The European Space Agency (Esa) is getting ready to put a probe on Mars.
Its Schiaparelli robot will attempt the risky descent to the surface in the coming hours, after a 500 million km journey from Earth.
The touchdown is regarded as a dress rehearsal for a much more important venture in four years' time when Esa will bid to place a very expensive rover on the planet.
This six-wheeled vehicle will drill beneath the surface to search for life.
Getting the smaller Schiaparelli robot down ought to be the simpler affair. But as the scientific record shows, Mars is not the most welcoming of places, even for the most sophisticated of hardware.
About half of the missions despatched to Earth's near neighbour have failed. Many of these were lost on the way, missed their target, or crashed on arrival.
Schiaparelli's landing stages
For Europe, the Schiaparelli spacecraft is a chance to wipe away the disappointment of the Beagle-2 lander, which in 2003 got down successfully but then almost immediately suffered a terminal malfunction.
Schiaparelli will hope to fare better. It will use a combination of a heatshield, a parachute and a cluster of rockets to slow down its initial atmospheric entry speed of 21,000km/h to a hovering zero just above the surface.
The 600kg robot's final two metres will see it dump down on to its belly.
The Esa probe will emit UHF tones during the descent that an Indian radio telescope will try to capture and relay to controllers here in Darmstadt, Germany.
Touchdown should occur at 14:58 GMT (15:58 BST; 16:58 CEST). If the Indian facility can still hear Schiaparelli at the top of the hour, it will mean the Italian-built module must have reached the Martian terrain intact.
"Everybody's smiling, everybody's optimistic but you can sense the tension as well," said Mark McCaughrean, Esa's senior science advisor.
"I think as the hours tick by now towards that moment - to those six minutes as we plummet through the atmosphere - there's going to be a lot more nerves. But we're going to do this because it teaches us hard lessons about how to operate in space."
Some researchers like Colin Wilson from Oxford University will be experiencing the anxiety of 2003 all over again. He had a wind sensor on Beagle and he is flying it once more on Schiaparelli.
"It's nerve-wracking. I designed this instrument 14, 15 years ago and so it's been a long time waiting for this data. Then again, we know it's a high-risk game so we have to be involved in several missions," he told BBC News.
Schiaparelli will do some meteorological work for as long as its batteries remain charged. That should be a few days.
The science return may seem limited, but the probe is really geared towards technology demonstration. Assuming all goes well, the procedures used to get Schiaparelli down to the surface, together with some key elements of its hardware, will be copied for the mission to put a six-wheeled rover on Mars in 2021.

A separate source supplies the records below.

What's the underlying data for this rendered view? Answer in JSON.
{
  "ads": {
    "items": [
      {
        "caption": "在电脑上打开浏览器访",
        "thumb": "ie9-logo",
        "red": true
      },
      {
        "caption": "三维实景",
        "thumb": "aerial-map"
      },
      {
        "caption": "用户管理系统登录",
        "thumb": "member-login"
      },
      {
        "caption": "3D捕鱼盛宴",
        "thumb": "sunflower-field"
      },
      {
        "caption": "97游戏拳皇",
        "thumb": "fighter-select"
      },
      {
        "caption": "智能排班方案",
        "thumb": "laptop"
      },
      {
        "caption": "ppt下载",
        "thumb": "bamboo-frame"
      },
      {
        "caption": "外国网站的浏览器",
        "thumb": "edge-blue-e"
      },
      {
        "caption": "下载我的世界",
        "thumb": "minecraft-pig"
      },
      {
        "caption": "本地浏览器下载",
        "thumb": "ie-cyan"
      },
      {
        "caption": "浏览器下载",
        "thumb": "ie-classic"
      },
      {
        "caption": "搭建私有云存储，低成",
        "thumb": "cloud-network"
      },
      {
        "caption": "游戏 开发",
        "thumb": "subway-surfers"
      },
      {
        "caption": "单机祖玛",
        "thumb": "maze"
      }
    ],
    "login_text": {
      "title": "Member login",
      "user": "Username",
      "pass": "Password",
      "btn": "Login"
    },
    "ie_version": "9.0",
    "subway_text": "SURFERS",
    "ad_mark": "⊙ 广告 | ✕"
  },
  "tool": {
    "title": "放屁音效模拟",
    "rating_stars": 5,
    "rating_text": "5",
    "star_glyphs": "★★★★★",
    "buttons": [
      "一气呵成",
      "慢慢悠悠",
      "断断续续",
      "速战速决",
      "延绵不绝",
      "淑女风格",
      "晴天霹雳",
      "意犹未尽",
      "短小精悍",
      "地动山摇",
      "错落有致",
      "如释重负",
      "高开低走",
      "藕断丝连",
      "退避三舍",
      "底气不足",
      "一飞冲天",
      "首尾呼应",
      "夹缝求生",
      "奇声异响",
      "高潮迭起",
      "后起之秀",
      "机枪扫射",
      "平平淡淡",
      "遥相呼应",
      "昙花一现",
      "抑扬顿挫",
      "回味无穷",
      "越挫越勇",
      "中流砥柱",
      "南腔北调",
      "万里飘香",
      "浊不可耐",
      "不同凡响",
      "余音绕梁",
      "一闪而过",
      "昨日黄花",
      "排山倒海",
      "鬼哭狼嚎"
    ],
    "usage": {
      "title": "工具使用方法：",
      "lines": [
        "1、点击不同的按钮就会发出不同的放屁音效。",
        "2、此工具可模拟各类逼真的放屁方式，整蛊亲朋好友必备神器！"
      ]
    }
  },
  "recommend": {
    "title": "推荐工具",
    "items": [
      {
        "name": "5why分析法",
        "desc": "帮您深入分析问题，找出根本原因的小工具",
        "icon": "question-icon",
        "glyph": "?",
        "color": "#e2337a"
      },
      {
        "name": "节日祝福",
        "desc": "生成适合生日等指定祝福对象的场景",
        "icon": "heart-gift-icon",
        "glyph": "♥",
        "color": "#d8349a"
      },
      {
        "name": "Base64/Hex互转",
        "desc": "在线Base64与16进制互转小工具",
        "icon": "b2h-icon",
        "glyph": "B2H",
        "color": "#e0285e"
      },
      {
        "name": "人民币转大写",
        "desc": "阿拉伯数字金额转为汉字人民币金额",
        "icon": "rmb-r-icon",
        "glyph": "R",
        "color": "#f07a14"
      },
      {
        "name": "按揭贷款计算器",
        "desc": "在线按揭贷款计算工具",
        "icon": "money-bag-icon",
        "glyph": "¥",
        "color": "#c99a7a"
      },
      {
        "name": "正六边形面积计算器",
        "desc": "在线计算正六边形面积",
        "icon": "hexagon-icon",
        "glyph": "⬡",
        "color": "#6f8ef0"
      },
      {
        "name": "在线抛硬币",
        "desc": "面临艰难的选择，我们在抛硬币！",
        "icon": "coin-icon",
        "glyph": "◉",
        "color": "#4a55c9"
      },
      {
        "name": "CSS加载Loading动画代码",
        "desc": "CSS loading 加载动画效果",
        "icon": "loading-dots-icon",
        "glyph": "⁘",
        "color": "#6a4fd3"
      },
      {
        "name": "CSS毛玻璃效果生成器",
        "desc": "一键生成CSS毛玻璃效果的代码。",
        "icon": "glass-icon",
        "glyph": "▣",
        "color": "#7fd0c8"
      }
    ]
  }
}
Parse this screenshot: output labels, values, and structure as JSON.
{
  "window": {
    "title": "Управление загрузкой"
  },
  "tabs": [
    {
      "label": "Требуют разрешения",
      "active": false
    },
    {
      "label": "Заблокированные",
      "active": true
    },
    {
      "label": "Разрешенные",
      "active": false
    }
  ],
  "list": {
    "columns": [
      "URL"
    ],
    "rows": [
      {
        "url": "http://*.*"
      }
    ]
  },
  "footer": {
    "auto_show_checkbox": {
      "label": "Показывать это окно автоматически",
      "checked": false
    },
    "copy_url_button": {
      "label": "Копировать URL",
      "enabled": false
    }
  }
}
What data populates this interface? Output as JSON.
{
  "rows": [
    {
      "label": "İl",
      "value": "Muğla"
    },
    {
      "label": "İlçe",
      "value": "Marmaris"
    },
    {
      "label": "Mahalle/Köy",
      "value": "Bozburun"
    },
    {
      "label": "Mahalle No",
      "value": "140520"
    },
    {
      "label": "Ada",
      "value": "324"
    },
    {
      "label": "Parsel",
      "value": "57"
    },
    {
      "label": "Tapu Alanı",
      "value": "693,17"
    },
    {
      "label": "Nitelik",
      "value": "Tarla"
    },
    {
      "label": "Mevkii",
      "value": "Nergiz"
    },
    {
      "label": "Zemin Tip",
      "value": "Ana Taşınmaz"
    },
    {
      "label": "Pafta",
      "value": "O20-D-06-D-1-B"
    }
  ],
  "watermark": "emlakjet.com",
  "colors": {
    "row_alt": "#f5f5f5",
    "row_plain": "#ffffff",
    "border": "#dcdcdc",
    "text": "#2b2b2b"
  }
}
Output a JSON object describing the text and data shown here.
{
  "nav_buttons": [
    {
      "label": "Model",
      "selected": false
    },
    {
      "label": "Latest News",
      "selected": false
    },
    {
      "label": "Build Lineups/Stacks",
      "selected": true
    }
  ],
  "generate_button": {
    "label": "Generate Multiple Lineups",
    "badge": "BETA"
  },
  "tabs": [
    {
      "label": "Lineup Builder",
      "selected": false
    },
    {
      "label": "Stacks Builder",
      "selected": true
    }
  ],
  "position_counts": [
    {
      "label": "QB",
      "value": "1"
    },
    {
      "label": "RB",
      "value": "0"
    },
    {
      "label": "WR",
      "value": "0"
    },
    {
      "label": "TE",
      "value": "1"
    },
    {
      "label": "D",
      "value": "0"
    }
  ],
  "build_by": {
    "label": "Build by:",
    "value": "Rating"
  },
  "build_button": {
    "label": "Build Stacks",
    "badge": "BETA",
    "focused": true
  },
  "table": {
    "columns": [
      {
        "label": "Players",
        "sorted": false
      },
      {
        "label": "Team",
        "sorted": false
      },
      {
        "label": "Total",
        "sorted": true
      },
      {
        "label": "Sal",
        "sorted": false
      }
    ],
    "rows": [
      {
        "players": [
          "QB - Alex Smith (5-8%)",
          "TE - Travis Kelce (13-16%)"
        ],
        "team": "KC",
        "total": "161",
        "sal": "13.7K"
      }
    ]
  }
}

This solar-powered robot will spend several months drilling below the surface in a number of locations to search for the presence of microbial organisms.
"Long ago we started with industry to define the procedures and strategy for entering into Mars' atmosphere and trying to land successfully," explained Paolo Ferri, the head of mission operations at Esa's control centre in Darmstadt.
"It is all new for us. And going through this whole process, you gain enormous experience and expertise that will be very important and precious for the next landing attempt."
Both the 2016 landing and the 2021 project are part of Esa's so-called ExoMars programme.
This is a joint affair with Russia. Its space agency, Roscosmos, launched Schiaparelli and its mothership, the Trace Gas Orbiter (TGO) from Earth earlier this year. And it will do the same for the forthcoming rover. Russian scientists also have instrumentation spread across the different spacecraft.
While the media and public will of course focus on Schiaparelli on Wednesday, it is actually the TGO that represents the main interest for Esa this time around.
And at about the same time that the descent robot is trying to achieve its objective, the satellite will be taking up a parking orbit at Mars.
TGO plans to spend the coming years studying the behaviour of gases such as methane, water vapour and nitrogen dioxide in the Red Planet's atmosphere.
Although present in only small amounts, these components - methane in particular - hold clues about Mars' current state of activity. They may even hint at the existence of life.